The first thing we need to talk about is the fact that I am without a shred of doubt the biggest wuss in Manchester. So as long as we are on the same page you can understand just how jumpy I am.
The main character, Professor Goodman addresses the audience in a lecture without warning, beginning the play with ‘why did you come to see this play?’. It is with that opening bang that I am immediately sweating, have my hood up and am hiding behind my hands and asking myself the same question.
The answer for me is a drunken meeting with friends, who are not scared of anything and regularly do Zombie Runs for fun. It’s not the first time they’ve dragged me to a terrifying night of thrills, including a Zombie Apocolypse in Wigan where I actually cried.
I have to say with hindsight, this play actually isn’t as scary as it felt at the time (told you I’m a wuss) and in actual fact, you could probably laugh at any of the jumps you have following some creepy goings-on. However, the anticipation built, as you wait for the next scare simply made me sh*t scared in the moment.
In fact, I jumped that much during the second ghost story I actually poured my wine all over myself.
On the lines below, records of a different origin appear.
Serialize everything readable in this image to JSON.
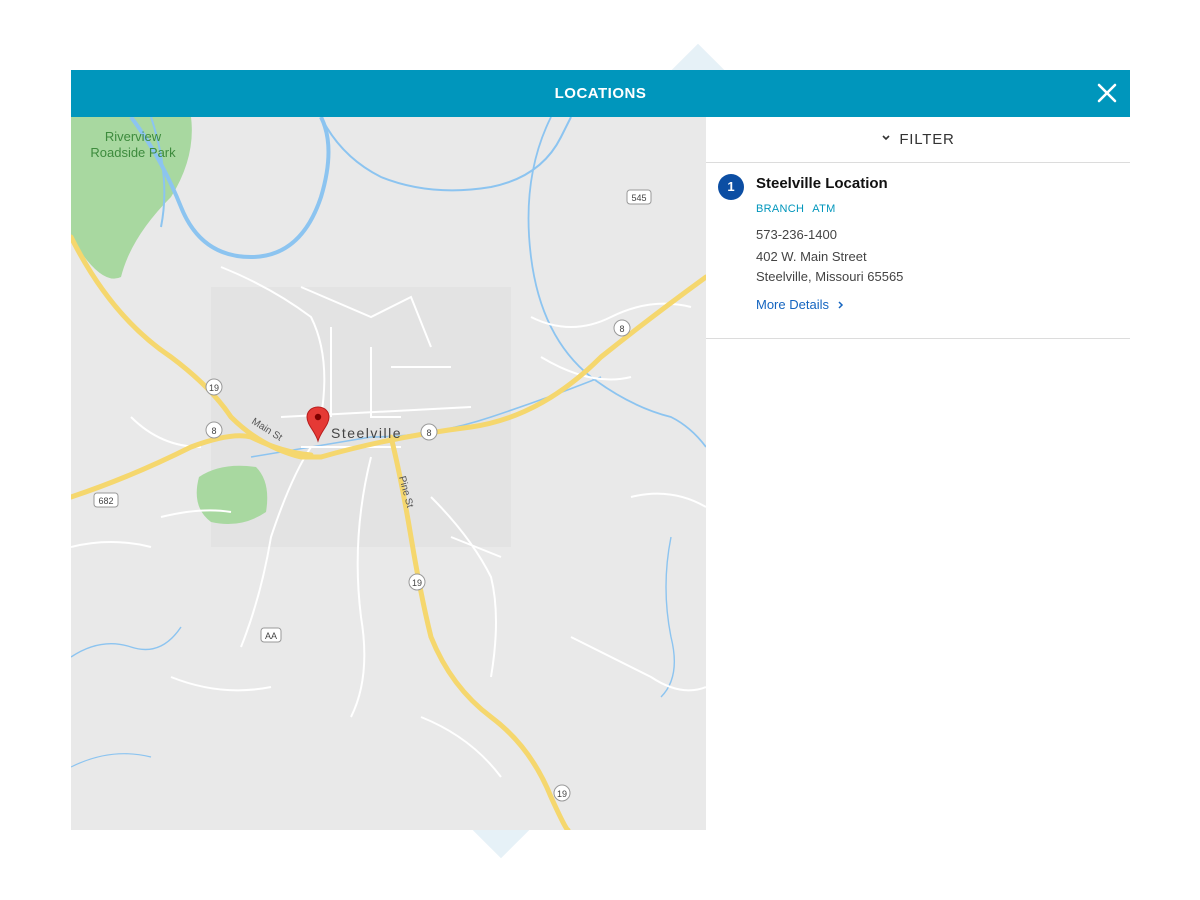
{
  "modal": {
    "title": "LOCATIONS",
    "close_icon": "close-icon"
  },
  "map": {
    "park_label_line1": "Riverview",
    "park_label_line2": "Roadside Park",
    "town_label": "Steelville",
    "street_main": "Main St",
    "street_pine": "Pine St",
    "route_shields": [
      "545",
      "8",
      "19",
      "8",
      "8",
      "682",
      "19",
      "AA",
      "19"
    ],
    "marker_icon": "map-pin-icon",
    "colors": {
      "land": "#e9e9e9",
      "road_major": "#f5d76e",
      "road_minor": "#ffffff",
      "water": "#8cc4f0",
      "park": "#a8d8a0",
      "marker": "#e53935"
    }
  },
  "panel": {
    "filter_label": "FILTER",
    "filter_icon": "chevron-down-icon",
    "results": [
      {
        "number": "1",
        "name": "Steelville Location",
        "tags": [
          "BRANCH",
          "ATM"
        ],
        "phone": "573-236-1400",
        "address_line1": "402 W. Main Street",
        "address_line2": "Steelville, Missouri 65565",
        "details_label": "More Details",
        "details_icon": "chevron-right-icon"
      }
    ]
  },
  "colors": {
    "header_bg": "#0096bc",
    "badge_bg": "#0c4ea3",
    "tag_text": "#0096bc",
    "link_text": "#1565c0"
  }
}
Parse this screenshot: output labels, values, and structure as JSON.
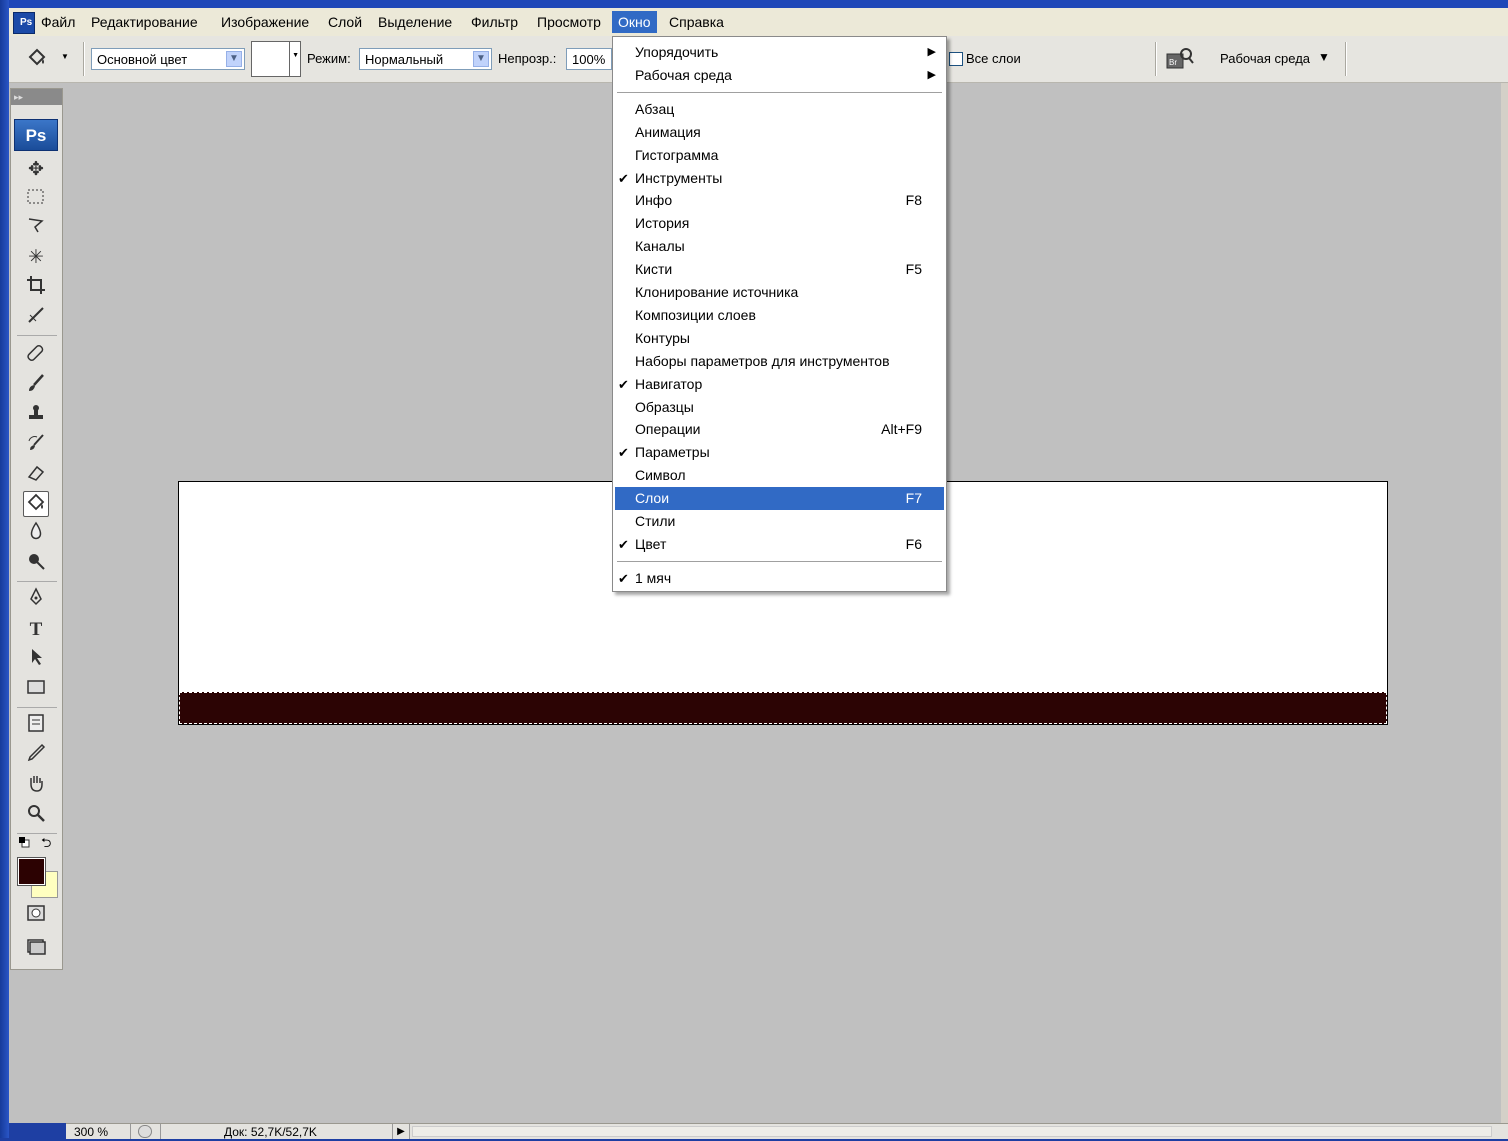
{
  "menubar": {
    "items": [
      "Файл",
      "Редактирование",
      "Изображение",
      "Слой",
      "Выделение",
      "Фильтр",
      "Просмотр",
      "Окно",
      "Справка"
    ],
    "active_index": 7
  },
  "options": {
    "fill_source": "Основной цвет",
    "mode_label": "Режим:",
    "mode_value": "Нормальный",
    "opacity_label": "Непрозр.:",
    "opacity_value": "100%",
    "all_layers_label": "Все слои",
    "workspace_label": "Рабочая среда"
  },
  "window_menu": {
    "group1": [
      {
        "label": "Упорядочить",
        "submenu": true
      },
      {
        "label": "Рабочая среда",
        "submenu": true
      }
    ],
    "group2": [
      {
        "label": "Абзац",
        "checked": false,
        "shortcut": ""
      },
      {
        "label": "Анимация",
        "checked": false,
        "shortcut": ""
      },
      {
        "label": "Гистограмма",
        "checked": false,
        "shortcut": ""
      },
      {
        "label": "Инструменты",
        "checked": true,
        "shortcut": ""
      },
      {
        "label": "Инфо",
        "checked": false,
        "shortcut": "F8"
      },
      {
        "label": "История",
        "checked": false,
        "shortcut": ""
      },
      {
        "label": "Каналы",
        "checked": false,
        "shortcut": ""
      },
      {
        "label": "Кисти",
        "checked": false,
        "shortcut": "F5"
      },
      {
        "label": "Клонирование источника",
        "checked": false,
        "shortcut": ""
      },
      {
        "label": "Композиции слоев",
        "checked": false,
        "shortcut": ""
      },
      {
        "label": "Контуры",
        "checked": false,
        "shortcut": ""
      },
      {
        "label": "Наборы параметров для инструментов",
        "checked": false,
        "shortcut": ""
      },
      {
        "label": "Навигатор",
        "checked": true,
        "shortcut": ""
      },
      {
        "label": "Образцы",
        "checked": false,
        "shortcut": ""
      },
      {
        "label": "Операции",
        "checked": false,
        "shortcut": "Alt+F9"
      },
      {
        "label": "Параметры",
        "checked": true,
        "shortcut": ""
      },
      {
        "label": "Символ",
        "checked": false,
        "shortcut": ""
      },
      {
        "label": "Слои",
        "checked": false,
        "shortcut": "F7",
        "highlighted": true
      },
      {
        "label": "Стили",
        "checked": false,
        "shortcut": ""
      },
      {
        "label": "Цвет",
        "checked": true,
        "shortcut": "F6"
      }
    ],
    "group3": [
      {
        "label": "1 мяч",
        "checked": true,
        "shortcut": ""
      }
    ]
  },
  "toolbox": {
    "badge": "Ps",
    "foreground_color": "#2c0202",
    "background_color": "#ffffc0"
  },
  "canvas": {
    "band_color": "#2c0404"
  },
  "status": {
    "zoom": "300 %",
    "doc_info": "Док: 52,7K/52,7K"
  },
  "icons": {
    "check": "✔",
    "submenu": "▶",
    "dropdown": "▼"
  }
}
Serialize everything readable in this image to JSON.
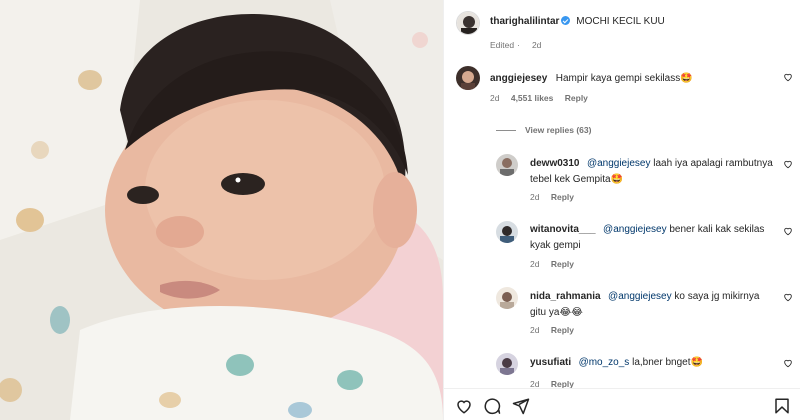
{
  "post": {
    "author": "tharighalilintar",
    "caption": "MOCHI KECIL KUU",
    "edited": "Edited",
    "age": "2d"
  },
  "comment_main": {
    "user": "anggiejesey",
    "text": "Hampir kaya gempi sekilass🤩",
    "age": "2d",
    "likes": "4,551 likes",
    "reply": "Reply",
    "view_replies": "View replies (63)"
  },
  "replies": [
    {
      "user": "deww0310",
      "mention": "@anggiejesey",
      "text": " laah iya apalagi rambutnya tebel kek Gempita🤩",
      "age": "2d",
      "reply": "Reply"
    },
    {
      "user": "witanovita___",
      "mention": "@anggiejesey",
      "text": " bener kali kak sekilas kyak gempi",
      "age": "2d",
      "reply": "Reply"
    },
    {
      "user": "nida_rahmania",
      "mention": "@anggiejesey",
      "text": " ko saya jg mikirnya gitu ya😂😂",
      "age": "2d",
      "reply": "Reply"
    },
    {
      "user": "yusufiati",
      "mention": "@mo_zo_s",
      "text": " la,bner bnget🤩",
      "age": "2d",
      "reply": "Reply"
    }
  ],
  "icons": {
    "like": "heart-icon",
    "comment": "comment-icon",
    "share": "share-icon",
    "save": "bookmark-icon"
  },
  "colors": {
    "mention": "#00376b",
    "verified": "#3897f0",
    "meta": "#737373"
  }
}
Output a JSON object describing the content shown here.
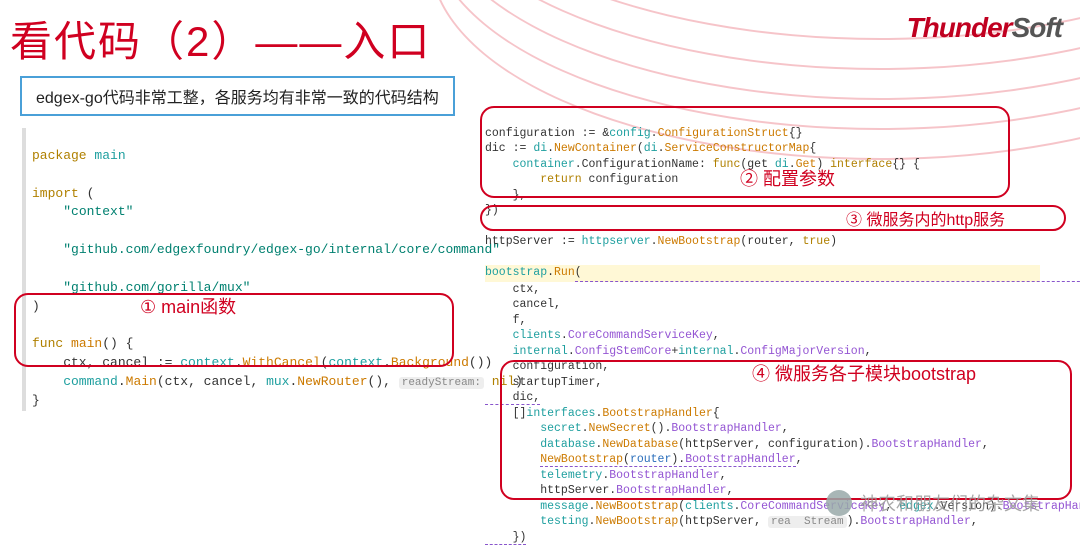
{
  "title": "看代码（2）——入口",
  "logo_main": "Thunder",
  "logo_sub": "Soft",
  "subtitle": "edgex-go代码非常工整，各服务均有非常一致的代码结构",
  "left_code": {
    "l1_kw": "package",
    "l1_id": "main",
    "l2_kw": "import",
    "l2_paren": "(",
    "l3_str": "\"context\"",
    "l4_str": "\"github.com/edgexfoundry/edgex-go/internal/core/command\"",
    "l5_str": "\"github.com/gorilla/mux\"",
    "l6_paren": ")",
    "l7_kw": "func",
    "l7_name": "main",
    "l7_sig": "() {",
    "l8": "    ctx, cancel := ",
    "l8a": "context",
    "l8b": ".",
    "l8c": "WithCancel",
    "l8d": "(",
    "l8e": "context",
    "l8f": ".",
    "l8g": "Background",
    "l8h": "())",
    "l9a": "    command",
    "l9b": ".",
    "l9c": "Main",
    "l9d": "(ctx, cancel, ",
    "l9e": "mux",
    "l9f": ".",
    "l9g": "NewRouter",
    "l9h": "(), ",
    "l9hint": "readyStream:",
    "l9nil": "nil",
    "l9end": ")",
    "l10": "}"
  },
  "annot1": "① main函数",
  "right": {
    "r1a": "configuration := &",
    "r1b": "config",
    "r1c": ".",
    "r1d": "ConfigurationStruct",
    "r1e": "{}",
    "r2a": "dic := ",
    "r2b": "di",
    "r2c": ".",
    "r2d": "NewContainer",
    "r2e": "(",
    "r2f": "di",
    "r2g": ".",
    "r2h": "ServiceConstructorMap",
    "r2i": "{",
    "r3a": "    container",
    "r3b": ".ConfigurationName: ",
    "r3c": "func",
    "r3d": "(get ",
    "r3e": "di",
    "r3f": ".",
    "r3g": "Get",
    "r3h": ") ",
    "r3i": "interface",
    "r3j": "{} {",
    "r4a": "        ",
    "r4b": "return",
    "r4c": " configuration",
    "r5": "    },",
    "r6": "})",
    "r7a": "httpServer := ",
    "r7b": "httpserver",
    "r7c": ".",
    "r7d": "NewBootstrap",
    "r7e": "(router, ",
    "r7f": "true",
    "r7g": ")",
    "r8a": "bootstrap",
    "r8b": ".",
    "r8c": "Run",
    "r8d": "(",
    "r9": "    ctx,",
    "r10": "    cancel,",
    "r11": "    f,",
    "r12a": "    clients",
    "r12b": ".",
    "r12c": "CoreCommandServiceKey",
    "r12d": ",",
    "r13a": "    internal",
    "r13b": ".",
    "r13c": "ConfigStemCore",
    "r13d": "+",
    "r13e": "internal",
    "r13f": ".",
    "r13g": "ConfigMajorVersion",
    "r13h": ",",
    "r14": "    configuration,",
    "r15": "    startupTimer,",
    "r16": "    dic,",
    "r17a": "    []",
    "r17b": "interfaces",
    "r17c": ".",
    "r17d": "BootstrapHandler",
    "r17e": "{",
    "r18a": "        secret",
    "r18b": ".",
    "r18c": "NewSecret",
    "r18d": "().",
    "r18e": "BootstrapHandler",
    "r18f": ",",
    "r19a": "        database",
    "r19b": ".",
    "r19c": "NewDatabase",
    "r19d": "(httpServer, configuration).",
    "r19e": "BootstrapHandler",
    "r19f": ",",
    "r20a": "        ",
    "r20b": "NewBootstrap",
    "r20c": "(",
    "r20d": "router",
    "r20e": ").",
    "r20f": "BootstrapHandler",
    "r20g": ",",
    "r21a": "        telemetry",
    "r21b": ".",
    "r21c": "BootstrapHandler",
    "r21d": ",",
    "r22a": "        httpServer",
    "r22b": ".",
    "r22c": "BootstrapHandler",
    "r22d": ",",
    "r23a": "        message",
    "r23b": ".",
    "r23c": "NewBootstrap",
    "r23d": "(",
    "r23e": "clients",
    "r23f": ".",
    "r23g": "CoreCommandServiceKey",
    "r23h": ", ",
    "r23i": "edgex",
    "r23j": ".Version).",
    "r23k": "BootstrapHandler",
    "r23l": ",",
    "r24a": "        testing",
    "r24b": ".",
    "r24c": "NewBootstrap",
    "r24d": "(httpServer, ",
    "r24hint": "rea  Stream",
    "r24e": ").",
    "r24f": "BootstrapHandler",
    "r24g": ",",
    "r25": "    })"
  },
  "annot2": "② 配置参数",
  "annot3": "③ 微服务内的http服务",
  "annot4": "④ 微服务各子模块bootstrap",
  "watermark": "神农和朋友们的杂文集"
}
And spilling wine is scary enough.
So perhaps if you have a nervous disposition, tread carefully when booking these tickets and picking your seats.
As requested, I’ll do my best to Keep The Secrets of Ghost Stories so you can experience it for yourself in all its goosebump-inducing glory.
Ghost Stories follows three different tales of paranormal activity which all begin with Professor Goodman quietly building suspense leaving you on the edge of your seat wondering how the tales will unfold.
You feel relaxed by Professor Goodman, played by Joshua Higgott, you almost feel welcomed, you’re laughing and you feel yourself building a rapport with the professor as if you were in a real lecture.
As the stories unfold, and Professor Goodman’s character develops, that relationship slowly deteriorates as you become wary of who he is.
The stories include a widowed husband, an un-licensed young driver and a businessman who reminded me A LOT of Bob Mortimor’s ‘Train Guy’ character, which as we all know is hilarious so expect laughs for that one.
The real star of the show is the sound design and timing, both crucial in the impact of the stories, from being able to hear a pin drop to wishing you couldn’t hear at all.
The play really is brilliant, it’s decade long run is enough to tell you that you should probably give it a go. The only issue I have is the very large absence of female actors.
The second issue I have is probably the biggest issue with the play, ghosts aren’t real… right?
Ghost Stories has now moved to York until 14th March and then Sheffield from Tuesday 21st to 25th April.